Book Review: Supporting Older People Using Attachment-Informed and Strengths-Based Approaches
Sanya Patel is a Foundation Trainee at Addenbrooke's Hospital who is interested in a career in geriatric medicine.
Working in the healthcare sector gives few opportunities to read a book front to cover. On the rare occasion I find myself in contact with a paperback, it is just to flick to the relevant page; more often I resort to searching for answers over the internet. It was therefore a pleasure to be given the chance to write a book review for the British Geriatrics Society, my thanks go to the team.
I am reviewing a book entitled “Supporting Older People Using Attachment-Informed and Strengths-Based Approaches”. The book explores two concepts. Attachment theory is a model of the way people connect, whilst strength-based approaches aim to fit services around the support already available from families and communities. The authors apply both principles to complex situations in geriatric care, including family dynamics, loneliness, risk taking and palliative care.
Attachment theory was initially developed after studying the way children react when their primary caregiver leaves the room. In dysfunctional attachments, children struggle to reform a stable relationship when the caregiver returns and this is thought to have implications on interactions in later life. One relatable vignette describes a lady who repetitively uses her call-bell for assistance in activities she could manage independently. The lady had become accustomed to an unpredictable frequency of human contact and adapted by finding ways to encourage staff to spend time with her.
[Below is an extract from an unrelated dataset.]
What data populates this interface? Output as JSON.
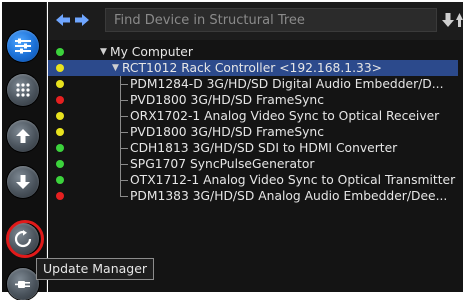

Strength-based approaches describe strategies through which older people can be encouraged to use resources at hand to maintain as much independence as possible. There are seven principles that guide a strength-based approach and are shown in the diagram below.
The Seven Principles of Strength Based Approaches
1. Collaboration and self-determination: work together to find a personalised solution
2. Relationships are what matter most
3. Everyone has strengths and everyone has something to contribute
4. Stay curious about the individual
5. Hope in the human capacity to change behaviour
6. Permission to take risks
7. Build resilience
Despite covering weighty conceptual material, the book was clear to follow - even for a junior doctor post-nights! Psycho-cognitive theory was supported with relatable character stories and a believable evidence base. The authors kindly included their own strength-based toolkit for practical guidance on a variety of strength-based approaches, which is invaluable for anyone working with older adults. A standout advantage of strength-based approach is that it can deliver personalised and high quality care, even in the face of current issues around resources and funding. The guidance offered in this book gives clear examples of how strength-based approach can be applied, without further stretching an overworked sector.
In summary, “Supporting Older People Using Attachment-Informed and Strengths-Based Approaches” was an enjoyable and practice-changing book - certainly worth putting at the top of your list, next time you have a chance to settle down and read.